Olivia cleared her throat. “Anyway,” she said, “the event being targeted is a charity event put on by the mayor’s office.” Carisi had a sudden feeling of realization settle like ice in his stomach. “Joint-terrorism suspects that the person behind the threats works either for the mayor’s office or for the event itself, but getting to interview the people involved without causing a panic is proving to be difficult.” She pursed her lips. “Made more so by the fact that the mayor’s office isn’t exactly cooperating fully with the investigation.”
Carisi worried his lower lip for a moment before sighing heavily. “I may know someone who can help us,” he said reluctantly. “Someone who’s been invited to participate in the pageant and could talk to staff and other participants without raising suspicion.”
“No wonder you were so sensitive about blowing it up,” Rollins said with a smirk. “You dating a beauty queen, Carisi?”
“Beauty king, I think you mean,” Fin said with an identical smirk.
Olivia ignored both of them. “That’s great, Carisi,” she said, though her enthusiasm was tempered somewhat. “Why are you saying it like it’s a bad thing?”
“Because he’s actually, literally going to murder me,” Carisi sighed, already pulling out his cellphone and dialing Barba’s number from memory. “But maybe it’d be better if you spoke to him first.”
He handed his phone to Olivia, who looked baffled even as she held it up to her ear, though recognition and understanding flashed across her face as soon as Barba picked up. “Actually, Rafa, it’s me,” she said. “Just using Carisi’s cellphone.”
“Rafa?” Rollins repeated, as Olivia walked away, talking on the phone in an undertone. “You mean—”
“Barba,” Fin said, his grin widening. “Of course.
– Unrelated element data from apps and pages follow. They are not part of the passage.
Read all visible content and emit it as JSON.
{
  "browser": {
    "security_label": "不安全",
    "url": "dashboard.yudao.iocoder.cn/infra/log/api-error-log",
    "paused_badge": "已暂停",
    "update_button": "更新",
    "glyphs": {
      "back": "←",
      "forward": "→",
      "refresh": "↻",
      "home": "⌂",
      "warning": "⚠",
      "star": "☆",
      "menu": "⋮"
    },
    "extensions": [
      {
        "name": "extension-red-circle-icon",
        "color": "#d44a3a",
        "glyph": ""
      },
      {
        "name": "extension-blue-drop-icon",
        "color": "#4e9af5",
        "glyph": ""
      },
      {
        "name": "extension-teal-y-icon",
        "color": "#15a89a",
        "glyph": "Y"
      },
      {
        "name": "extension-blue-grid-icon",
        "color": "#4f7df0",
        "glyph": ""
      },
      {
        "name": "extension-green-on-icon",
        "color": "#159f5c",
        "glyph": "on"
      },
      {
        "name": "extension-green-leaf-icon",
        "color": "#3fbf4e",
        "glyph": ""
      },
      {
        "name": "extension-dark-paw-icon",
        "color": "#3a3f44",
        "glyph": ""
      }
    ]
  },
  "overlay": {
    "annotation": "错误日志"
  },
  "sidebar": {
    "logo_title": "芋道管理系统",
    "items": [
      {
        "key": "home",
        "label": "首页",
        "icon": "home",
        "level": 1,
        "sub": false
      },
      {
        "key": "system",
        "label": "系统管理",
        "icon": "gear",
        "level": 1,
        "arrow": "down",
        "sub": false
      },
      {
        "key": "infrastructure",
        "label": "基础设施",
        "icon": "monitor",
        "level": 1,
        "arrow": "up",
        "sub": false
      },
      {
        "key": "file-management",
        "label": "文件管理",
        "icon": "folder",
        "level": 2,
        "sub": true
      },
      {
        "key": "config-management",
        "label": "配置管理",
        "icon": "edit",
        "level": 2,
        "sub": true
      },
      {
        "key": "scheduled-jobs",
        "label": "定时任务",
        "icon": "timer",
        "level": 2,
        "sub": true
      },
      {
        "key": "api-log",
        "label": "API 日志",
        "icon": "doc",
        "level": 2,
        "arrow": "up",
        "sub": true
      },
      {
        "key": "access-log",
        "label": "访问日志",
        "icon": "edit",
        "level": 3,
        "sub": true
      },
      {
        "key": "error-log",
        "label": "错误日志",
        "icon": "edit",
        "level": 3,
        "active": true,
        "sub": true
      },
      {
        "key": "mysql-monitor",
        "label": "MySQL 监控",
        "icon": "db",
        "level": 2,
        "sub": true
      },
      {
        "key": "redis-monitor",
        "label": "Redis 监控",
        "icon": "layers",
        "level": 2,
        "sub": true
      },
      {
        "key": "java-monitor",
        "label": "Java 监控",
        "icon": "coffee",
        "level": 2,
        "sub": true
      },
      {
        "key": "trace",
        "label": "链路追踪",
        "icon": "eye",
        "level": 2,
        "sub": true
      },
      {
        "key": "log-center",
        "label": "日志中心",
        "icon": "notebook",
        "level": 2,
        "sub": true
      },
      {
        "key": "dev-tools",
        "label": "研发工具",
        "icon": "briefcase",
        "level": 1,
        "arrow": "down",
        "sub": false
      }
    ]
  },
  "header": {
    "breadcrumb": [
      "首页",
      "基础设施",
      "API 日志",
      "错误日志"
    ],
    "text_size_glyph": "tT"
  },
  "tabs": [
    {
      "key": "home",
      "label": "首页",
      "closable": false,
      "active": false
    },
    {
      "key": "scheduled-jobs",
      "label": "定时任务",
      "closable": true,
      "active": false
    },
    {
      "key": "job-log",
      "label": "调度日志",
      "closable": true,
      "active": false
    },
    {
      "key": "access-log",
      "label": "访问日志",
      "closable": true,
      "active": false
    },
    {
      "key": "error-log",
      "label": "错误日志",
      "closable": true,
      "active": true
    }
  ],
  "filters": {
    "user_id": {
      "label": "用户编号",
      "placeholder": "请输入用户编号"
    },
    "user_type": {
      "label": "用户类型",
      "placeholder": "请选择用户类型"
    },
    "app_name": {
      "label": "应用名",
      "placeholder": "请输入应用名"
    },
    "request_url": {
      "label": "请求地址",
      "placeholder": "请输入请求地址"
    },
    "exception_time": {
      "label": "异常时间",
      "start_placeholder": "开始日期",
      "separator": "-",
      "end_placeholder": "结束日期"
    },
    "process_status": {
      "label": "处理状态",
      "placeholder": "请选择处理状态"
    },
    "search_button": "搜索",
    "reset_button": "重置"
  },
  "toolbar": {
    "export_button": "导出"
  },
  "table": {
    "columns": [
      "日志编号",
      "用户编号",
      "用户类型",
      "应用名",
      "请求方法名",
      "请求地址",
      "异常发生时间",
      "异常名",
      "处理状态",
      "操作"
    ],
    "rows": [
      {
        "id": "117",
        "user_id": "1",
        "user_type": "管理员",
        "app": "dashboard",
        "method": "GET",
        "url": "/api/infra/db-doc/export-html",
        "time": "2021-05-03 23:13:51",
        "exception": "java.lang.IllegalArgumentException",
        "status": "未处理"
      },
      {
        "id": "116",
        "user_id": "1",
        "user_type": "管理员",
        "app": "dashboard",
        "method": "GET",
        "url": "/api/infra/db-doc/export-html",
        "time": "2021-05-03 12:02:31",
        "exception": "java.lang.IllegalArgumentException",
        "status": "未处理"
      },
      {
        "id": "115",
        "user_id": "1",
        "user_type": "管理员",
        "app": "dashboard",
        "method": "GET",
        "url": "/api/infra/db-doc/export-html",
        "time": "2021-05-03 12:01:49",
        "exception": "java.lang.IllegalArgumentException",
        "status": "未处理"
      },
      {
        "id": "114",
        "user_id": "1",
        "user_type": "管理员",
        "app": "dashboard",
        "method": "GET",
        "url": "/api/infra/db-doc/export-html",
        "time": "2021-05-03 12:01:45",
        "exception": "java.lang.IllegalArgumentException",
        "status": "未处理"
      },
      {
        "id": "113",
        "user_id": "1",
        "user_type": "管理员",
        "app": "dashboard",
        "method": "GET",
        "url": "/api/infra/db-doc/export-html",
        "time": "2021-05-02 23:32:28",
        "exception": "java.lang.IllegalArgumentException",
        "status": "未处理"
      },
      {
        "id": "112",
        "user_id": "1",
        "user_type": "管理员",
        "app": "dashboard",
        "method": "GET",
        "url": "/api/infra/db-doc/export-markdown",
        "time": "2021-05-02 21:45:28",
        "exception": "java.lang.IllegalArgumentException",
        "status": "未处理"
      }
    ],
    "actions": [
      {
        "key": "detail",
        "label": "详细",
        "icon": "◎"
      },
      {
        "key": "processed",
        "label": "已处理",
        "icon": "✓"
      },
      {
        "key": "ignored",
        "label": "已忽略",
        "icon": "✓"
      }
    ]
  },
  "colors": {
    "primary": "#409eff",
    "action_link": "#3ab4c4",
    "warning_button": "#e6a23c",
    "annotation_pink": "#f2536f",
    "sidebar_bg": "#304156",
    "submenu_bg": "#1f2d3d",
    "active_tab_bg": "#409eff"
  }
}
Now it all makes sense.” He turned his smirk on Carisi. “He really is going to kill you, you know.”
“I know,” Carisi sighed, slumping down at his desk.”Let’s just hope we find the bomber and quick.”
Both Rollins and Fin looked like there was more they wanted to say to that — more jokes they wanted to make at Carisi’s expense, more like — but Olivia appeared, looking grim. “He’s in,” she said, handing Carisi’s phone back to him. “He’s not thrilled, needless to say, but he’s agreed to help.”
Carisi looked up at her hopefully. “Does that mean he’s not going to kill me?”
“Rollins, liaise with Joint-terrorism, loop them in to the plan,” Olivia said, conspicuously avoiding answering Carisi’s question, at least directly. “Fin, reach out to the pageant coordinators. Figure out what sort of costumes we’re going to need and then head to evidence and see what you can pull from there. Carisi…” She trailed off. “You’re going to serve as Barba’s handler.”
“His handler,” Olivia repeated. “You’ll be monitoring him and serving as NYPD support for every stage of the operation. You’ll keep him posted on developments and assist him however needed without breaking his cover.”
“Why me?” Carisi asked with something like horror.
Olivia cleared her throat. “He requested you,” she said delicately.
“Oh, God,” Carisi groaned. “He really is going to kill me.”